● **WHAT YOU ARE ASKED TO DO**
All entries given below are to be returned word for word.
*** ENTRIES SHOWN ***
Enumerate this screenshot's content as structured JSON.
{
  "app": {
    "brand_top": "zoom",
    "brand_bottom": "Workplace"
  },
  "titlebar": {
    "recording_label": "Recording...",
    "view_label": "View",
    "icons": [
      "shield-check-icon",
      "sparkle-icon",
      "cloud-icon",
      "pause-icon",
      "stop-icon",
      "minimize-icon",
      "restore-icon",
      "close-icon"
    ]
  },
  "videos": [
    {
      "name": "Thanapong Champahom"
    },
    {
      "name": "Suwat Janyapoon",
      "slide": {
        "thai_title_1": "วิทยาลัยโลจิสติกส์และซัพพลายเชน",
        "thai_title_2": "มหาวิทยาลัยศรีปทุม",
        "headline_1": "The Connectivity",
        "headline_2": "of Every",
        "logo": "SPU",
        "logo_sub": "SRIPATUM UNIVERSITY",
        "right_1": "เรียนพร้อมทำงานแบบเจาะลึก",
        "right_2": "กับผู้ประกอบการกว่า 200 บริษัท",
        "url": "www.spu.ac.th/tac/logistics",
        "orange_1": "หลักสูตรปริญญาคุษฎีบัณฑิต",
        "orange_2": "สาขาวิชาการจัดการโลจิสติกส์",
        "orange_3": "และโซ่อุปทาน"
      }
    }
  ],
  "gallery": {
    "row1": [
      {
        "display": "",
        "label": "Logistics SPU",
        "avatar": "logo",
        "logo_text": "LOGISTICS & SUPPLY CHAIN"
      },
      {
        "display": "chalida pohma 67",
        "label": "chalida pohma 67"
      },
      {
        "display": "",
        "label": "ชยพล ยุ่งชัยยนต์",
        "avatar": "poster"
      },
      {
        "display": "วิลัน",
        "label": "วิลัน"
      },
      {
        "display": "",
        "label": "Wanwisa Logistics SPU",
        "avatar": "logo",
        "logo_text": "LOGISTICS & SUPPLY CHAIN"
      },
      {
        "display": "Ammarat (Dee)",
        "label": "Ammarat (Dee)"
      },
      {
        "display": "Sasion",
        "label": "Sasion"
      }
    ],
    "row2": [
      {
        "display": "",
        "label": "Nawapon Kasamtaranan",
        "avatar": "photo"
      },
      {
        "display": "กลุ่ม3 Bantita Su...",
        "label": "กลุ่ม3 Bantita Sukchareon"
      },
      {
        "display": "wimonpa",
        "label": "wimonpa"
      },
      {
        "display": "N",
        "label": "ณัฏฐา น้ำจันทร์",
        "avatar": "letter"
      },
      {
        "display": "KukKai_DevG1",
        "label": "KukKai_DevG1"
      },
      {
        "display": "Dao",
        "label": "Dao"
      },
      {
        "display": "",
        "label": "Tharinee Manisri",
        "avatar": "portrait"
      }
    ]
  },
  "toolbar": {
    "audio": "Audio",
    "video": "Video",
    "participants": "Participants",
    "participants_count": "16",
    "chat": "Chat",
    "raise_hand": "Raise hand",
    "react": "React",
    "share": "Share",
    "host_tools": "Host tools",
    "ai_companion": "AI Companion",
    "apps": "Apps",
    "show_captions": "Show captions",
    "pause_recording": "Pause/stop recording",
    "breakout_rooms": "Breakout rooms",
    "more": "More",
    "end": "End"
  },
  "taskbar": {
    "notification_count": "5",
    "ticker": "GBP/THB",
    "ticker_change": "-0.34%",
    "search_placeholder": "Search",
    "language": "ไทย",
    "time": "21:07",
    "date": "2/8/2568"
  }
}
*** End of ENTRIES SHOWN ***
● **SOLVED EXERCISE**
Enumerate this screenshot's content as structured JSON.
{
  "app": {
    "brand_top": "zoom",
    "brand_bottom": "Workplace"
  },
  "titlebar": {
    "recording_label": "Recording...",
    "view_label": "View",
    "icons": [
      "shield-check-icon",
      "sparkle-icon",
      "cloud-icon",
      "pause-icon",
      "stop-icon",
      "minimize-icon",
      "restore-icon",
      "close-icon"
    ]
  },
  "videos": [
    {
      "name": "Thanapong Champahom"
    },
    {
      "name": "Suwat Janyapoon",
      "slide": {
        "thai_title_1": "วิทยาลัยโลจิสติกส์และซัพพลายเชน",
        "thai_title_2": "มหาวิทยาลัยศรีปทุม",
        "headline_1": "The Connectivity",
        "headline_2": "of Every",
        "logo": "SPU",
        "logo_sub": "SRIPATUM UNIVERSITY",
        "right_1": "เรียนพร้อมทำงานแบบเจาะลึก",
        "right_2": "กับผู้ประกอบการกว่า 200 บริษัท",
        "url": "www.spu.ac.th/tac/logistics",
        "orange_1": "หลักสูตรปริญญาคุษฎีบัณฑิต",
        "orange_2": "สาขาวิชาการจัดการโลจิสติกส์",
        "orange_3": "และโซ่อุปทาน"
      }
    }
  ],
  "gallery": {
    "row1": [
      {
        "display": "",
        "label": "Logistics SPU",
        "avatar": "logo",
        "logo_text": "LOGISTICS & SUPPLY CHAIN"
      },
      {
        "display": "chalida pohma 67",
        "label": "chalida pohma 67"
      },
      {
        "display": "",
        "label": "ชยพล ยุ่งชัยยนต์",
        "avatar": "poster"
      },
      {
        "display": "วิลัน",
        "label": "วิลัน"
      },
      {
        "display": "",
        "label": "Wanwisa Logistics SPU",
        "avatar": "logo",
        "logo_text": "LOGISTICS & SUPPLY CHAIN"
      },
      {
        "display": "Ammarat (Dee)",
        "label": "Ammarat (Dee)"
      },
      {
        "display": "Sasion",
        "label": "Sasion"
      }
    ],
    "row2": [
      {
        "display": "",
        "label": "Nawapon Kasamtaranan",
        "avatar": "photo"
      },
      {
        "display": "กลุ่ม3 Bantita Su...",
        "label": "กลุ่ม3 Bantita Sukchareon"
      },
      {
        "display": "wimonpa",
        "label": "wimonpa"
      },
      {
        "display": "N",
        "label": "ณัฏฐา น้ำจันทร์",
        "avatar": "letter"
      },
      {
        "display": "KukKai_DevG1",
        "label": "KukKai_DevG1"
      },
      {
        "display": "Dao",
        "label": "Dao"
      },
      {
        "display": "",
        "label": "Tharinee Manisri",
        "avatar": "portrait"
      }
    ]
  },
  "toolbar": {
    "audio": "Audio",
    "video": "Video",
    "participants": "Participants",
    "participants_count": "16",
    "chat": "Chat",
    "raise_hand": "Raise hand",
    "react": "React",
    "share": "Share",
    "host_tools": "Host tools",
    "ai_companion": "AI Companion",
    "apps": "Apps",
    "show_captions": "Show captions",
    "pause_recording": "Pause/stop recording",
    "breakout_rooms": "Breakout rooms",
    "more": "More",
    "end": "End"
  },
  "taskbar": {
    "notification_count": "5",
    "ticker": "GBP/THB",
    "ticker_change": "-0.34%",
    "search_placeholder": "Search",
    "language": "ไทย",
    "time": "21:07",
    "date": "2/8/2568"
  }
}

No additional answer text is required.